All records below must be written out exactly, with the pictures excluded.
═════ MATERIAL TO PROCESS
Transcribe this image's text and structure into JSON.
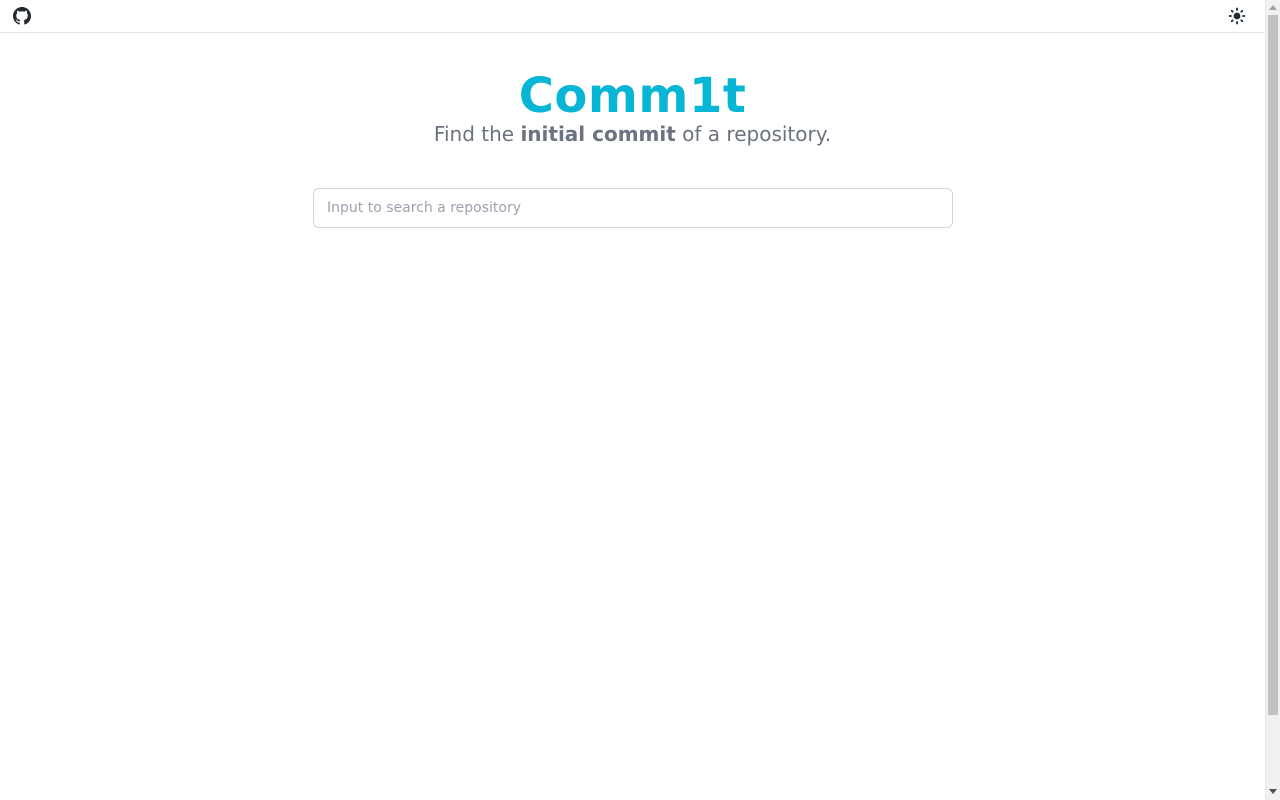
{
  "header": {
    "github_icon": "github-icon",
    "theme_icon": "sun-icon"
  },
  "hero": {
    "title": "Comm1t",
    "tagline_prefix": "Find the ",
    "tagline_bold": "initial commit",
    "tagline_suffix": " of a repository."
  },
  "search": {
    "placeholder": "Input to search a repository",
    "value": ""
  },
  "colors": {
    "brand": "#06b6d4",
    "text_muted": "#6b7280",
    "border": "#d1d5db"
  }
}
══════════
• **RESPONSE TO THE EXERCISE**
Transcribe this image's text and structure into JSON.
{
  "header": {
    "github_icon": "github-icon",
    "theme_icon": "sun-icon"
  },
  "hero": {
    "title": "Comm1t",
    "tagline_prefix": "Find the ",
    "tagline_bold": "initial commit",
    "tagline_suffix": " of a repository."
  },
  "search": {
    "placeholder": "Input to search a repository",
    "value": ""
  },
  "colors": {
    "brand": "#06b6d4",
    "text_muted": "#6b7280",
    "border": "#d1d5db"
  }
}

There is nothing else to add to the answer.